---- DATA FOR THE TASK

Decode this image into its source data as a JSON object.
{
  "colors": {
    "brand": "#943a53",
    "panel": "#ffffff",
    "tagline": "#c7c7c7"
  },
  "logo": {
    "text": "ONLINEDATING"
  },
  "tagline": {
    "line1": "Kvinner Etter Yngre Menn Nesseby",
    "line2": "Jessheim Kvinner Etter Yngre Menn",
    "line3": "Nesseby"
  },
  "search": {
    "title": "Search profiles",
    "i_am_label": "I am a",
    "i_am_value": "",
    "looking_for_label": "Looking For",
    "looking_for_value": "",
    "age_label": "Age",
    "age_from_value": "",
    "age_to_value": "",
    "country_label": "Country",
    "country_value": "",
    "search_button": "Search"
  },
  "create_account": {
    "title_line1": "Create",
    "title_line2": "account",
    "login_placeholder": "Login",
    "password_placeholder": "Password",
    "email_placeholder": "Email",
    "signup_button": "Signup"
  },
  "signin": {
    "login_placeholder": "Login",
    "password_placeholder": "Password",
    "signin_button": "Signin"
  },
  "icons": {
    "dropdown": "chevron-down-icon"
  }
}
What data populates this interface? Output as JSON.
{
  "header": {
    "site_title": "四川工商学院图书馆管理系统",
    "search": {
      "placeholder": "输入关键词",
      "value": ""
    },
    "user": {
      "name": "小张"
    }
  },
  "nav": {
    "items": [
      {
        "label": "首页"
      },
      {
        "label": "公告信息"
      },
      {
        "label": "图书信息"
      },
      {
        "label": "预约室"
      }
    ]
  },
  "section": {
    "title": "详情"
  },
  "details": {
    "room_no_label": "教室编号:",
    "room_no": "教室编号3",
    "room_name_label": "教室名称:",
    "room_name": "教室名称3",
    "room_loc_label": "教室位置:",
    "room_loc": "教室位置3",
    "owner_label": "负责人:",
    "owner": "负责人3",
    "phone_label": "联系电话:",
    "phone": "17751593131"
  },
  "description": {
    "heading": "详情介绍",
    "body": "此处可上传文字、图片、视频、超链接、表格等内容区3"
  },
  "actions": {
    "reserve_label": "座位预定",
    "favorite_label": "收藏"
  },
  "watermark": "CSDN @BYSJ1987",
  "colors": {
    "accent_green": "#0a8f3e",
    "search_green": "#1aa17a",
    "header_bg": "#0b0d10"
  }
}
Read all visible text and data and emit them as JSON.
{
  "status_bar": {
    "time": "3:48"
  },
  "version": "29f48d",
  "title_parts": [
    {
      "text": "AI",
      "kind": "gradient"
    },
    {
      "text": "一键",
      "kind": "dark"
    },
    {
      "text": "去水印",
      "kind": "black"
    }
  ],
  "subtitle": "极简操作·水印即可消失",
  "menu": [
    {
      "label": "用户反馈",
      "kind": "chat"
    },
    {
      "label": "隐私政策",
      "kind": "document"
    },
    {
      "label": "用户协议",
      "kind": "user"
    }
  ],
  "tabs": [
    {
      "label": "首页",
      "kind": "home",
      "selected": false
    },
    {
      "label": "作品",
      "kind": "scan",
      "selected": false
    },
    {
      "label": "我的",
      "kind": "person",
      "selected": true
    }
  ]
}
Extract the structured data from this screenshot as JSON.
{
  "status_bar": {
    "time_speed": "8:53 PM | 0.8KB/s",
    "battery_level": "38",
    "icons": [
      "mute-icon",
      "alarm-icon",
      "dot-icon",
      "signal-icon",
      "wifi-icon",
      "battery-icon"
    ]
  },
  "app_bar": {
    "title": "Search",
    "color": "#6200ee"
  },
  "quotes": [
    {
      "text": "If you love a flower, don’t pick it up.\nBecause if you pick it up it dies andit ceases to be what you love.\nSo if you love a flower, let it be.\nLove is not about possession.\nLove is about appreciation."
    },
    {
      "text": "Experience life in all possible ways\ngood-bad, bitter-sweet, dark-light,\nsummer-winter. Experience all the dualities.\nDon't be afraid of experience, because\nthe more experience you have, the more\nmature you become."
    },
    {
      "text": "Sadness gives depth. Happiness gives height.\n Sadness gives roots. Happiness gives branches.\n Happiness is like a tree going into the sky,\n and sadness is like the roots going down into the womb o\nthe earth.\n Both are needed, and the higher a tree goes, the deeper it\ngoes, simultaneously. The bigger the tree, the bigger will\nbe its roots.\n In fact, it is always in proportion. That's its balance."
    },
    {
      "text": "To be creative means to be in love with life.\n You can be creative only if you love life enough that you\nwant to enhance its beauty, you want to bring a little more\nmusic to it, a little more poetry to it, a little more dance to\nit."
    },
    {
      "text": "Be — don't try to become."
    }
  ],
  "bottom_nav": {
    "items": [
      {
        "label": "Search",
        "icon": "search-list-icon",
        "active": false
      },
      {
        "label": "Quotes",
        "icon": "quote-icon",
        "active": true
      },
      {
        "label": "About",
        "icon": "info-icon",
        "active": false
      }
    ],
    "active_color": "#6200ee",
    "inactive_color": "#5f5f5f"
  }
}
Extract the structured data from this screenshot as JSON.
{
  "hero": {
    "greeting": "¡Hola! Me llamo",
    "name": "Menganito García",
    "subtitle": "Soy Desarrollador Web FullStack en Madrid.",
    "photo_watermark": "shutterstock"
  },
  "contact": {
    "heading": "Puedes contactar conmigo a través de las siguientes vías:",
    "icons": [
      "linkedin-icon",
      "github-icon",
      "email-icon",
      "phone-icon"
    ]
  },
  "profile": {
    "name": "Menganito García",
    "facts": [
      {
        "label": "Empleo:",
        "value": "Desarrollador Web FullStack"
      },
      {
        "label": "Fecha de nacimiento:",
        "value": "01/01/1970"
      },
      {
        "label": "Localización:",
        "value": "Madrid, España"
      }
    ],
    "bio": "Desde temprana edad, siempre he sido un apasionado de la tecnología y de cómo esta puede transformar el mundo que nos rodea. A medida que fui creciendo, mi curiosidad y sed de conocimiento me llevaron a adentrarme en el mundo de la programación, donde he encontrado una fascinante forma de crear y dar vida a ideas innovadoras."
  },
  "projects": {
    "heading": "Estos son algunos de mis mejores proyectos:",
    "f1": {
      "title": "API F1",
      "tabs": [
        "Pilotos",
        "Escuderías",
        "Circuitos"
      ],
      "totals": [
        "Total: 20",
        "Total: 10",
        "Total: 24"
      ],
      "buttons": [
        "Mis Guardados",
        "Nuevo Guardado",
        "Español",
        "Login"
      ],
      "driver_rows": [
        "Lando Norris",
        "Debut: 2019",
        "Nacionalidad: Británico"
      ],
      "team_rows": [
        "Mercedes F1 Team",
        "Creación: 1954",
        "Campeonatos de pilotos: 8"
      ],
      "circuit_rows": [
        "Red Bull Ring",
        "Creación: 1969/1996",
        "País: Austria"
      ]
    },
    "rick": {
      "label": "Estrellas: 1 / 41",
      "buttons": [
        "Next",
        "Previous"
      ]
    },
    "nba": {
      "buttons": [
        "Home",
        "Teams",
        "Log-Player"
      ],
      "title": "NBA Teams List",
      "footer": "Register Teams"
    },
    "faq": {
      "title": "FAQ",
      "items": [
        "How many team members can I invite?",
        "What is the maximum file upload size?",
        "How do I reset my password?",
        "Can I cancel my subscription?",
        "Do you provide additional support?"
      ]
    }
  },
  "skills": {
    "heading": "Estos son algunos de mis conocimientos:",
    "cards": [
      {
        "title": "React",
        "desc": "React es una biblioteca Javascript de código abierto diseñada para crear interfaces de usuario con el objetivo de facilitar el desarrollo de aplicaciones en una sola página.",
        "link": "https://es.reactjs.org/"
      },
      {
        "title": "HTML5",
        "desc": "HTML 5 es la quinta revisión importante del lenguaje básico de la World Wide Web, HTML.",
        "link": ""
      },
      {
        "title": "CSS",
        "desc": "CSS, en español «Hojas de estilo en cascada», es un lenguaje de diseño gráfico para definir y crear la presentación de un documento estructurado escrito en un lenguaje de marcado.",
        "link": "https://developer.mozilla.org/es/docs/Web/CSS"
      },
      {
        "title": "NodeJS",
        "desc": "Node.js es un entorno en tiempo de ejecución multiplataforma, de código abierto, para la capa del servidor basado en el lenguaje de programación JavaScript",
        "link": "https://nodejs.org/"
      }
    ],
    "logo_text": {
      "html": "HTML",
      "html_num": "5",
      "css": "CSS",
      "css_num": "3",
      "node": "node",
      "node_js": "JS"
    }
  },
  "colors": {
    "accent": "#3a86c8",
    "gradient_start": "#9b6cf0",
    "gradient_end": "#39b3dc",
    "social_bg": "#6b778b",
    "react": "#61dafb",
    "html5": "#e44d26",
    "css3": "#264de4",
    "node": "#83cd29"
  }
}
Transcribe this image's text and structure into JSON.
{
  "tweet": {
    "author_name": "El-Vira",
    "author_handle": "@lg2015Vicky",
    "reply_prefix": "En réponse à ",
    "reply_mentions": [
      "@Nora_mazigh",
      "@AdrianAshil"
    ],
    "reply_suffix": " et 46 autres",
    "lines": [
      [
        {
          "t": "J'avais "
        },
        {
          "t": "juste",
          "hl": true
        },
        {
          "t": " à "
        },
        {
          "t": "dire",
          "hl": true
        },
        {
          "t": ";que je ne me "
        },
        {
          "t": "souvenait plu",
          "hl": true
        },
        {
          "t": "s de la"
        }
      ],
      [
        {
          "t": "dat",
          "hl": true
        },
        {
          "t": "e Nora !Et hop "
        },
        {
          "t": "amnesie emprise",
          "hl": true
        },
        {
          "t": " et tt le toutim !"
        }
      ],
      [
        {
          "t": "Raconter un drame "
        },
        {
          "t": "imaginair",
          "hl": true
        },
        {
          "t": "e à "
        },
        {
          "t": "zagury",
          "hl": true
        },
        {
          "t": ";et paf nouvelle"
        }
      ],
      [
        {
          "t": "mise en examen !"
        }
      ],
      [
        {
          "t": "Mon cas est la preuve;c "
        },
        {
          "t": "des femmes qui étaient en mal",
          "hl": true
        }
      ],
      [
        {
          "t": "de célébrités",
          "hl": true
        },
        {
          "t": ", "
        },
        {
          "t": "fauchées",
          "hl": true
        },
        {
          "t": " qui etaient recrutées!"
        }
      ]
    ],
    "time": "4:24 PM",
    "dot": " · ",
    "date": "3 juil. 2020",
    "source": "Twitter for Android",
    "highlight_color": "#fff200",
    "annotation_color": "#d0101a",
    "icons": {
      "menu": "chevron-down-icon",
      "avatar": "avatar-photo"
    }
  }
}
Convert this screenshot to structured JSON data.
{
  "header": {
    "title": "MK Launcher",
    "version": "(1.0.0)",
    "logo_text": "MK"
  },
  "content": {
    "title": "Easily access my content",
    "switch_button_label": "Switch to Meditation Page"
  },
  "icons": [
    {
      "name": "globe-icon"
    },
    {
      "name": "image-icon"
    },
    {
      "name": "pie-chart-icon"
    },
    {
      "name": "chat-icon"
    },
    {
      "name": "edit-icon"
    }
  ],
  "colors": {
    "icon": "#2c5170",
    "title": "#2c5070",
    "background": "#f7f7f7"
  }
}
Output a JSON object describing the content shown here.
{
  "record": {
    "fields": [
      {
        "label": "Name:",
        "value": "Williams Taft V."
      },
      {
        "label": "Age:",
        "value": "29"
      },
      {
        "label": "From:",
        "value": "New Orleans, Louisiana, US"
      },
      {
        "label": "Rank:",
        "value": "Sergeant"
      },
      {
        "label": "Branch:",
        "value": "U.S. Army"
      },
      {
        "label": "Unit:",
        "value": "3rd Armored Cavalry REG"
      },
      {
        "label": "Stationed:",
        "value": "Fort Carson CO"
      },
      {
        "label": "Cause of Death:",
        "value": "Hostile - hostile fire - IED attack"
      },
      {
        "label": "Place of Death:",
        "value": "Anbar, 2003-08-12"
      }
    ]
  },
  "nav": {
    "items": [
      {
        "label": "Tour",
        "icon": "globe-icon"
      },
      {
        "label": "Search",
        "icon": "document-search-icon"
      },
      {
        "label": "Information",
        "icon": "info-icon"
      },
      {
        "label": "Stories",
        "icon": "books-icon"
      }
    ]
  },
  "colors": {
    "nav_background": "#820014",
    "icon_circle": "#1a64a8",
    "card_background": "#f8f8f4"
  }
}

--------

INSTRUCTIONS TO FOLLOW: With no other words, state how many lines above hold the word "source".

EXPECTED OUTPUT: 2